Sherrod Brown Dances Toward Victory

Reporting on Politics and Policy.
Nov. 6 2012 9:33 AM

Sherrod Brown Dances Toward Victory

AKRON, Ohio -- On paper, Sen. Sherrod Brown looked like one of 2012's most vulnerable incumbents. He would be easy to portray as a liberal because... well, he's a liberal. His opponent was always going to be Josh Mandel, the youthful state Treasurer, who's been a rising star since he was in his 20s. (He's 35 now.) Mandel would raise more money than any Republican candidate, ever. And indeed he did. Watch TV for a half hour and you see a Club for Growth ad hitting Brown, a Now or Never PAC ad against Brown, a Mandel ad about his military service, and maybe, maybe a Brown ad that puts him in a factory, wearing a hard hat."

But when I caught up with Brown at an early voting site, he was holding onto a single-digit lead that had not moved in a month.

photo (8)

"They've run so negative on TV for so long that people have stopped believing them," said Brown. "My opponent has [benefitted from] $31 million.

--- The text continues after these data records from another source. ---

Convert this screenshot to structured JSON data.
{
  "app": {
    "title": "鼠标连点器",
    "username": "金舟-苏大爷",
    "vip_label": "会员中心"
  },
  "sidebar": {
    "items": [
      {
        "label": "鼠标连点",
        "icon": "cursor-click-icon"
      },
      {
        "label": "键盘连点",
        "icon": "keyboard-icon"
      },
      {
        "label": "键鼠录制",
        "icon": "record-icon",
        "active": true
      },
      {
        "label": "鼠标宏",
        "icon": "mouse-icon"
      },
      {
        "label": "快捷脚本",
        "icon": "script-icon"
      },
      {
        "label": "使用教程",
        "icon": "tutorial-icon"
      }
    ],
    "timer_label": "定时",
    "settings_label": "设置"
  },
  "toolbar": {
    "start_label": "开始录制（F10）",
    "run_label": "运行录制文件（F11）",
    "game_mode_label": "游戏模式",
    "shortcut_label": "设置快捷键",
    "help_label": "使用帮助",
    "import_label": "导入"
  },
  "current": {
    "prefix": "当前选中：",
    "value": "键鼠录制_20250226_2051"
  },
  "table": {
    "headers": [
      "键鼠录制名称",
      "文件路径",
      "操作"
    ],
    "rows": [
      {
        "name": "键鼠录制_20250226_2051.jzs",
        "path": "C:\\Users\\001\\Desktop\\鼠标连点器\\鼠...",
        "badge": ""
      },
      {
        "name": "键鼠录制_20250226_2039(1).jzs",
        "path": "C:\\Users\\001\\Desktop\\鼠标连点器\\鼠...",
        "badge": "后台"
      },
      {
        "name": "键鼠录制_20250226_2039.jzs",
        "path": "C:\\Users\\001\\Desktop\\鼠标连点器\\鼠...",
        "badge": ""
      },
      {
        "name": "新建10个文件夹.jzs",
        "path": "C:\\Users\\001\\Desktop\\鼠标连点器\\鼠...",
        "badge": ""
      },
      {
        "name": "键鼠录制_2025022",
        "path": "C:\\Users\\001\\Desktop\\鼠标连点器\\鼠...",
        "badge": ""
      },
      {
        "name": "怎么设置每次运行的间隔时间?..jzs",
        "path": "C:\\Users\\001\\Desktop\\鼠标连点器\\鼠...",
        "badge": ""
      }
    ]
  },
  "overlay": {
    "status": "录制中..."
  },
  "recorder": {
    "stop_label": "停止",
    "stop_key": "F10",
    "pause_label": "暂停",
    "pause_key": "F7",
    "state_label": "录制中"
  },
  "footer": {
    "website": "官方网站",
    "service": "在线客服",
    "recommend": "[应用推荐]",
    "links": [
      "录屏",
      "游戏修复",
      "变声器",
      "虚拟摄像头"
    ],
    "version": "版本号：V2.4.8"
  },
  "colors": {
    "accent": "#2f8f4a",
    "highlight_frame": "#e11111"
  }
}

That's just TV and radio. We figure it'll be $40 million when all the billboards and yard signs... it makes their phony, astro-turf negative stuff less effective."

As his wife Connie Schultz held a supporter's baby ("I think we're going to end up taking him to Columbus"), Brown talked confidently about the race. I'm familiar enough with the b.s. of candidates in tight races. This didn't feel like that. Brown sounded genuinely annoyed by the spending, and worried only about the Secretary of State and election boards complicating rules for voters. "I was the Secretary of State here in the 1980s," he said. "Two years ago I go to vote, and even I'm confused. So I know the public's confused about it."

That was something to look at when the election was over. So was campaign finance. Voters, said Brown, hated the ad deluge from Super PACs, and Republicans would have to contend with that. "Will they say: We don't care? This helps us? Because it does help them. Or will there be Republicans who say, we've got to do the best thing for the country. I don't know, there are Republicans who are probably worried they'll be the next target in a primary."

Brown headed back into the field. The next day, he and Shultz got prime seats at Obama's final Ohio rally, and were filmed dancing to Jay-Z's "On to the Next One." No time to make an ad out of this.

David Weigel is a reporter for Bloomberg Politics


Justice Ginsburg’s Crucial Dissent in the Texas Voter ID Case

The Jarring Experience of Watching White Americans Speak Frankly About Race

How Facebook’s New Feature Could Come in Handy During a Disaster

The Most Ingenious Teaching Device Ever Invented

Sprawl, Decadence, and Environmental Ruin in Nevada

View From Chicago

You Should Be Able to Sell Your Kidney

Or at least trade it for something.

Space: The Next Generation

An All-Female Mission to Mars

As a NASA guinea pig, I verified that women would be cheaper to launch than men.

Terrorism, Immigration, and Ebola Are Combining Into a Supercluster of Anxiety

The Legal Loophole That Allows Microsoft to Seize Assets and Shut Down Companies

  News & Politics
Oct. 17 2014 4:21 PM Why the Poor Pay $1,400 for Old iPads #MuckReads: A weekly roundup of investigative reporting from ProPublica.
Business Insider
Oct. 19 2014 11:40 AM Pot-Infused Halloween Candy Is a Worry in Colorado
Oct. 17 2014 5:26 PM Judge Begrudgingly Strikes Down Wyoming’s Gay Marriage Ban
  Double X
The XX Factor
Oct. 17 2014 1:54 PM Republican Midterm Debate Strategy: Be Pro-Life, But Not Anti-Abortion
  Slate Plus
Slate Picks
Oct. 17 2014 1:33 PM What Happened at Slate This Week?  Senior editor David Haglund shares what intrigued him at the magazine. 
Oct. 19 2014 4:33 PM Building Family Relationships in and out of Juvenile Detention Centers
Future Tense
Oct. 17 2014 6:05 PM There Is No Better Use For Drones Than Star Wars Reenactments
  Health & Science
Bad Astronomy
Oct. 19 2014 7:30 AM Persistence Pays Off: The Smoking Trail of a Shooting Star
Sports Nut
Oct. 16 2014 2:03 PM Oh What a Relief It Is How the rise of the bullpen has changed baseball.